Many people find it much easier to maintain healthy habits by focusing on the don't want to-aspects rather than the can't have-aspects of what they’re eating. Changing your perspective rather than forcing yourself into a new mindset about food will set you up for long-term success.
Don’t fall into the health food trap
This is a big one, because for decades, marketers in the food industry have been finding clever ways to mislead you about what's actually healthy. From low-fat crackers to diet ice cream, the resulting products have made it onto the shelves of nearly every grocery store around the globe.
Health foods aren't synonymous with healthy foods.
Healthy foods range from fruits, grains and natural fats to legumes, meats and vegetables. Health foods, on the other hand, are keen on pointing the finger at particular ingredients that might be the culprit of your love handles. Oftentimes, it’ll be fats, carbs and certain types of sugar such as high-fructose corn syrup that end up on the no-eat list.
The truth about health foods is that they aren’t ever healthy. Pasta made with colorful vegetables is still just pasta. Low-fat yoghurts contain an obscene amount of sugar to balance out the fat that's been removed. Diet meal replacements are oftentimes simply a mixture of artificial and highly-processed ingredients. Specialty low-carb breads tend to be so unfulfilling that you'll end up eating more just to feel like you’ve eaten something, and “raw” sugar is quite literally just sugar.
These food imposters are easily recognizable once you know what you're looking for, but they can be difficult to bypass when you're trying to make healthier choices for the first time.
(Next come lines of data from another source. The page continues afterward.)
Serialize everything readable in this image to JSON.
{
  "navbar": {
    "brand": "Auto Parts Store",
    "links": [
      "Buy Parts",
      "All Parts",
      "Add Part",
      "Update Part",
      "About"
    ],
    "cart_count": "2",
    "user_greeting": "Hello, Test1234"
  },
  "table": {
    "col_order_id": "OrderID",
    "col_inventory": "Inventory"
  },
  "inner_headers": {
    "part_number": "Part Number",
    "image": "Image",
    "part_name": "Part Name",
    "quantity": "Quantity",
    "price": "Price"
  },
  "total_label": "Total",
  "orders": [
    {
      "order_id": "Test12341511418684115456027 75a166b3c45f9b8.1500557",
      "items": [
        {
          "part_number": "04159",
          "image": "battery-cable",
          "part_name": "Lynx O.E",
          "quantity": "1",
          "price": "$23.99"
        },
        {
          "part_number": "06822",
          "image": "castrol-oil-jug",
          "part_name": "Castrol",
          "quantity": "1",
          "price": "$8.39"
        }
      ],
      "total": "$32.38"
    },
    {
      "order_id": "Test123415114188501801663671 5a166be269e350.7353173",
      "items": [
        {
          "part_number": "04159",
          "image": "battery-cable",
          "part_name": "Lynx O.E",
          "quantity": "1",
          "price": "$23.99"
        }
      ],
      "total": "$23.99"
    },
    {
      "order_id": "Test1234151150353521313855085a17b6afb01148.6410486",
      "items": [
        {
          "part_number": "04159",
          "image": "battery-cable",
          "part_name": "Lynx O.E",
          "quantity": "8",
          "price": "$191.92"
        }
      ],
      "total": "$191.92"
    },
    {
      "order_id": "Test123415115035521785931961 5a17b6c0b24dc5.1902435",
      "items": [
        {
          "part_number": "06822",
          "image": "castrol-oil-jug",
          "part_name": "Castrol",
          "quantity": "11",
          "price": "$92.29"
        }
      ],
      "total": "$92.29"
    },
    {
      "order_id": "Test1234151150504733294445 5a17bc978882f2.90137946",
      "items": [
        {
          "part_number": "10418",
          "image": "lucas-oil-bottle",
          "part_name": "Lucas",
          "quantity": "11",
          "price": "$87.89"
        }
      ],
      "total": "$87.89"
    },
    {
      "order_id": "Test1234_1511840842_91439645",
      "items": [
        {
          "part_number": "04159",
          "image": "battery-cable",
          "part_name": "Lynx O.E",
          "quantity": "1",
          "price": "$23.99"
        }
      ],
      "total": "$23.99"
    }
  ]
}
Clever marketing techniques prey on the consumer by using clever words like "natural" or "whole grain", and by wrapping up foods in packages that look healthful, clean and wholesome.
Your best bet for avoiding the health food trap is to purchase foods only from the perimeter of the grocery store. Avoid the isles containing crackers, cookies, canned goods, candies, sodas and read-to-make foods such as microwave dinners or pizzas.
Don’t have "cheat days"
We're not saying you can't ever have your favorite guilty meal again. But the whole idea of a "cheat
day" is guaranteed to set you up for failure. Not only do cheat days imply that you're depriving yourself of everything that makes you happy on all other days, it's also a sure-fire way to end up overeating and filled with remorse.
Your relationship with food will affect your weight loss journey every step of the way. Setting healthy and achievable boundaries for yourself will set you up for long-term success.
Don’t give the scale all of the power
One of the best feelings in the world is to step on the scale to find yourself five pounds lighter. Seeing that dial move to the left is a wonderful motivator, but what happens when you're bloated or retaining water or it's almost that time of the month? Weight fluctuations occur for all kinds of reasons, and they're completely normal. Although it may be tempting, don't give the scale all of the power.
Instead, measure your weight loss success by how well your pants fit. Dropping inches in your waist is a much more important and accurate indicator of how far you've come. The ideal waist size for women is 32 inches and 35 inches for men. Anything above this has been proven to increase your risk of chronic illness including heart disease and diabetes.
Your journey toward achieving a healthy weight should be long and steady.
Achieving and maintaining your goal weight will allow you to live longer without facing the debilitating diseases and injuries we commonly associate with aging.